Many people would argue that face-to-face introductions leave the longest-lasting mark on the successful positioning of your brand. But networking events are busy places, with lots of names and faces to remember — and frankly, a lot of business cards that never receive follow-up. (Or worse, business cards that just get thrown in the trash.)
A great business card isn’t going to suddenly turn you into a great networker, but it can help you remind those with whom you spoke 1) who you are, and 2) why they might want to get in touch.
With that in mind, here are some things to remember when designing your next batch of business cards to make them more useful and memorable.
1) Include a clear positioning statement.
What is the one statement that most clearly defines your value and differentiates you from your competitors?
Creating a compelling positioning statement that establishes an emotional connection with your brand should be a primary focus when laying out new business cards. Some great examples of clear positioning statements include:
Volvo: For Life.Harley Davidson: American By Birth. Rebel By Choice.Lowes: Never Stop Improving.Red Cross: The Greatest Tragedy Is Indifference.Disneyland: The Happiest Place On Earth.
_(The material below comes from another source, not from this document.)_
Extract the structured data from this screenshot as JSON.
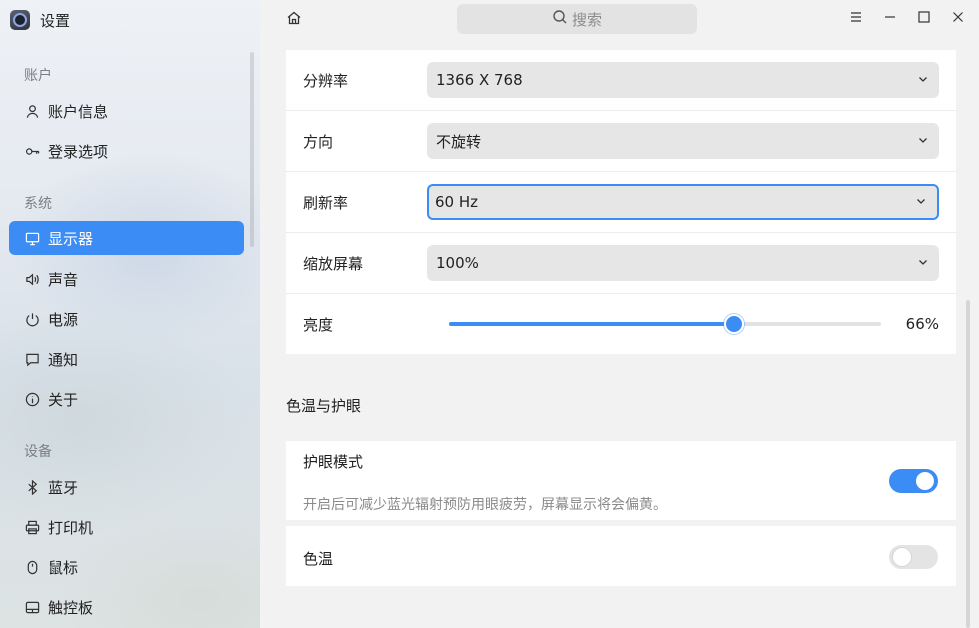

Try to figure out what you want someone to remember about your brand, and think of the most succinct way to communicate that on your business cards.
2) Keep your card functional.
Content marketers out there will understand this one: Have you experienced a time when someone wants to say 1,000 words worth of content in 100 words worth of space?
Unfortunately, 2 pages of content won’t fit in a 3.5” x 2” space.
Editing, editing, and then editing again can be one of the biggest challenges with developing a remarkable and memorable business card. Questions to consider during the editing process to ensure your business card features the most functional content possible include:
Are the details included clear, concise, and relevant?Does your message set you apart from your competition?Are you easy to reach, whether via phone, email, or social media?Does the message on your card encourage another conversation?3) Embrace a simple layout.
Although there’s a lot of information you likely want to get across, make sure there’s some breathing room on your card so that readers can easily find the information they need.
Too much content or clutter — QR codes are a common culprit here — will prevent important information from standing out and will leave less space for a prospect or client to write a reference note to themselves. Pro Tip: Take advantage of both sides of the card for additional space.
4) Cater to prospective personas.
Small acts of kindness can go a long way, and your business card is the perfect opportunity to cater to prospect and client needs. Stand out from every other card on their desk by providing information that directs them to a helpful landing page, web page, or other resource that is specific to their business or industry. For instance, for international clients, you consider printing business cards in different languages.
Can’t afford to print individual card batches for different persona groups? Include an interactive feature or added value that sets you apart such as a link to a YouTube video that explains more about your product or service, includes a coupon code or special offer, or even your most useful piece of gated content, form-free.
5) Make it memorable.
The design and feel of your business card is no different than a firm handshake when it comes to setting a good first impression. Printing your card on 60-lb stock is like holding out your hand, and shaking it like a wet noodle.
Durability is also a factor when you consider how quickly cards are distributed or how long they sit in your wallet. A professionally designed and printed card will send a stronger sense of credibility. If you’re looking for printing options, this resourceoffers a variety of paper qualities and pricing levels.
And while your business cards should be functional, don’t be afraid to get creative with your design and include features that stand out. Just be sure the design complements the message, and doesn’t take your business card from useful to completely non-functional.
Business cards are one of the first impressions between you and prospective customers — and they can turn those first impressions into lasting impressions. Examine the anatomy of your business card. What changes can you make to create a lasting impression with your prospects?